Cronkite was a liberal who at least went places and checked things out for himself. He didn't just rely on what others told him.

I really can't fault a liberal who made an effort even though his biases were strong.
Liberals tend to want their emotional needs met as a first order not seeming to care that doing so may damn their meeting of their future needs.

Joe said...

Sue: Arthur Fiedler died in 1979. The Boston Pops Orchestra, a sub orchestra of the Boston Symphony Orchestra, is now conducted by Keith Lockhart.

Cronkite is the guy who proclaimed the Viet Nam War lost after a pretty successful Tet Offensive.

Like when Harry Reid proclaimed the Iraq War lost, resulting in a great number of U.S. troops being killed and injured, Cronkite was instrumental in getting us out of a war we could have and should have won.
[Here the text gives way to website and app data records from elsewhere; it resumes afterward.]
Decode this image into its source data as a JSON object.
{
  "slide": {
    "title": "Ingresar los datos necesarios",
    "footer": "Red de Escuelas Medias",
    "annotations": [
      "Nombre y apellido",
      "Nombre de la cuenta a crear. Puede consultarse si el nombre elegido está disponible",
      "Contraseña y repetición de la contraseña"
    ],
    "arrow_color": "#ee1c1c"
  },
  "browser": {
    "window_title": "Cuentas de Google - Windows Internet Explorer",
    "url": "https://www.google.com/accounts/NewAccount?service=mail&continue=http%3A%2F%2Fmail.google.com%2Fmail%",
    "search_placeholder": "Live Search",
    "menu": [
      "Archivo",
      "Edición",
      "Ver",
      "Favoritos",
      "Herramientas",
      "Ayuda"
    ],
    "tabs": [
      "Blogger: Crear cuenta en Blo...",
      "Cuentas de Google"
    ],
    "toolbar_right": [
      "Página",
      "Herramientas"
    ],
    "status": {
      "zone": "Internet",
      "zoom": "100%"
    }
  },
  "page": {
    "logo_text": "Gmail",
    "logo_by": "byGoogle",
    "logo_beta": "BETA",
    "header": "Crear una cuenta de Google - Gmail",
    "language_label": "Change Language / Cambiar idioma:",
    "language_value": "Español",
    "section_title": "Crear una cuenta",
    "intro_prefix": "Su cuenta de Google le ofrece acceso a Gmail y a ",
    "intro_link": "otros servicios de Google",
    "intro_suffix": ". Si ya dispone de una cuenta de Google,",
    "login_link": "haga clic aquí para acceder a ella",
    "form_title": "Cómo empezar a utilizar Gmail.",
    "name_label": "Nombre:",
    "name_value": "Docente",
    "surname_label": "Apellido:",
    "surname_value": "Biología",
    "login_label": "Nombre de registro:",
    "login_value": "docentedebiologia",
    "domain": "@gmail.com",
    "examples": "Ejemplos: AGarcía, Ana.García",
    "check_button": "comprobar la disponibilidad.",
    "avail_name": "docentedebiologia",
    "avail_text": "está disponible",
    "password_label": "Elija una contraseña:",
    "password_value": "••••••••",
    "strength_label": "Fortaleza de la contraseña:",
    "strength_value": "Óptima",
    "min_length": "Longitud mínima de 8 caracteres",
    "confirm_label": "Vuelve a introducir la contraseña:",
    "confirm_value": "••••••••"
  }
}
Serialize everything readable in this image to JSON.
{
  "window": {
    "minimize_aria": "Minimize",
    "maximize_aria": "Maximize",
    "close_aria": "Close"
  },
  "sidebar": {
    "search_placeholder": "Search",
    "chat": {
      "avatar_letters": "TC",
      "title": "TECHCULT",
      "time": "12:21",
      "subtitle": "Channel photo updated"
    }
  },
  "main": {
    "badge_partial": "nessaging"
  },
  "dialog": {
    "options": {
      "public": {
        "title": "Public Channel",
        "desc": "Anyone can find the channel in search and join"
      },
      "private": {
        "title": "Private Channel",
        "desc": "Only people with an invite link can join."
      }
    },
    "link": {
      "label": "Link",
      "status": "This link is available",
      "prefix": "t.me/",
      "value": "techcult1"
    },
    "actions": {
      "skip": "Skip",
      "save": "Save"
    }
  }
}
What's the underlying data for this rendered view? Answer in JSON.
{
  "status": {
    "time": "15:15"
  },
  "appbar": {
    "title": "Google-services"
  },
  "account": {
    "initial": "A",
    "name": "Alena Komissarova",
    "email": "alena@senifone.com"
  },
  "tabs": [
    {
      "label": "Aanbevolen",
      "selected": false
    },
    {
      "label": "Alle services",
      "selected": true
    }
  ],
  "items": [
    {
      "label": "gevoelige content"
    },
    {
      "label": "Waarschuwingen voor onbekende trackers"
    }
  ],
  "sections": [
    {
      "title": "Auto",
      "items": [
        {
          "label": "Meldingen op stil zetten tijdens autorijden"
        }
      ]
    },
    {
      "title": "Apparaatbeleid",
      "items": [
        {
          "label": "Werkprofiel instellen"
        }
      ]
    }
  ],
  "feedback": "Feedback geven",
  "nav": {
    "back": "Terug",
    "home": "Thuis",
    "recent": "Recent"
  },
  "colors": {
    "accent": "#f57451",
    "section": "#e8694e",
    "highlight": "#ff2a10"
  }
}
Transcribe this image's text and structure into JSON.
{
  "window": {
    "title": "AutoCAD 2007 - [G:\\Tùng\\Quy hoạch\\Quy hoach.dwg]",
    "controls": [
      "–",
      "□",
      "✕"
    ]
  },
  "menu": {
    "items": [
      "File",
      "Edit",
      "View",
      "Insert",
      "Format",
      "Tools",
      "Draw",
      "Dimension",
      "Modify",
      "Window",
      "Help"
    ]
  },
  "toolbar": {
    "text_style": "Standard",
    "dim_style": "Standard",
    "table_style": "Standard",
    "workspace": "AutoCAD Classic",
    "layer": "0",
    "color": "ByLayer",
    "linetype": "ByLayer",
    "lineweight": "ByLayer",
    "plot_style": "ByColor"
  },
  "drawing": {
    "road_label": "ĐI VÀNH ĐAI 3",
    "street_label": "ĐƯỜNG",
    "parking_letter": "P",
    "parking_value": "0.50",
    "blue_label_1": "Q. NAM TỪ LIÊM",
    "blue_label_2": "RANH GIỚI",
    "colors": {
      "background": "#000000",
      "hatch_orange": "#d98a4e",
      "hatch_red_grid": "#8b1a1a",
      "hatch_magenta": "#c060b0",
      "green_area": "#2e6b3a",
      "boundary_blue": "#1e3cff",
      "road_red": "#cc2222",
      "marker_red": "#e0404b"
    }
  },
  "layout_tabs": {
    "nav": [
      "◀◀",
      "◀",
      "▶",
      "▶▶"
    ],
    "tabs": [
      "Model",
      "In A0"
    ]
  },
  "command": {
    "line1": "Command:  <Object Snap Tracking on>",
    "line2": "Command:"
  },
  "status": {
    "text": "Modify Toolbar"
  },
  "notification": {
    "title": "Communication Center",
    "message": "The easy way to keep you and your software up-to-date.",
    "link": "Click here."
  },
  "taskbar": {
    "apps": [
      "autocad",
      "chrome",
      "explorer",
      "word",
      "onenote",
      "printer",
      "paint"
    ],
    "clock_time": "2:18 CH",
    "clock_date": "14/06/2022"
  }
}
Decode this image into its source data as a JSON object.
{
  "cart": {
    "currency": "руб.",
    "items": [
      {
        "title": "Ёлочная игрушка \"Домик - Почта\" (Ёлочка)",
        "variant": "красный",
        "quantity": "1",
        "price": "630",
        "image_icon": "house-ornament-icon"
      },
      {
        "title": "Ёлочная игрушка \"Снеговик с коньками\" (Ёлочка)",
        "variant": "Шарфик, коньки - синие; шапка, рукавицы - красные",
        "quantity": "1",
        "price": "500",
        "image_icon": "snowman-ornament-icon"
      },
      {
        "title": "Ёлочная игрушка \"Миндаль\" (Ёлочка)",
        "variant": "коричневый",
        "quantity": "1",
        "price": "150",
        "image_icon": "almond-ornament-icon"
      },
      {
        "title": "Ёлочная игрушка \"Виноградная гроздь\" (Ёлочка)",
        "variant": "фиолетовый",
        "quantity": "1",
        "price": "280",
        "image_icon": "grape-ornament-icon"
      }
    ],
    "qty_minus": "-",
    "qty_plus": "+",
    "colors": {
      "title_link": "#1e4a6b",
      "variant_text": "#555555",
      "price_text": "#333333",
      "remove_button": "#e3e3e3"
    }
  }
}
sue said...

Duh. I didn't realize that A. Fieldler died so long ago.

I have to admit that I don't consider VN a winning war.

Lone Ranger said...

I have to give Cronkite credit for reining in his liberal leanings while he anchored the CBS news. It was after he left the job that he allowed his liberal beliefs to run free, and that was his right. And, stating that the Vietnam War would end in a stalemate was correct. But he was wrong in editorializing during a hard news broadcast. And once it was said, he should have pinned the blame where it belonged -- with the LBJ administration, which was guilty of criminal malfeasance in its conduct of the war.

CBS News was once a noble organization. Its decent into corruption and irrelevance began the day Dan Rather replaced Cronkite in the anchor seat. Cronkite always resented being forced out and thought Rather was a lightweight, who wasn't up for the job. He was right in that too.

sue said...

LR - good comments

Joe said...

LR: Yours is a common conception of Cronkite, and I don't so much blame him for some of his reporting, but the network. However, once a person lies or misrepresents something to me, I require him(her) to provide me with a list of things that I
CAN trust him about as well as a list of things I CAN'T.

sue said...

Joe - Interesting you would mention lying. I just wrote a post on it. (second one down.)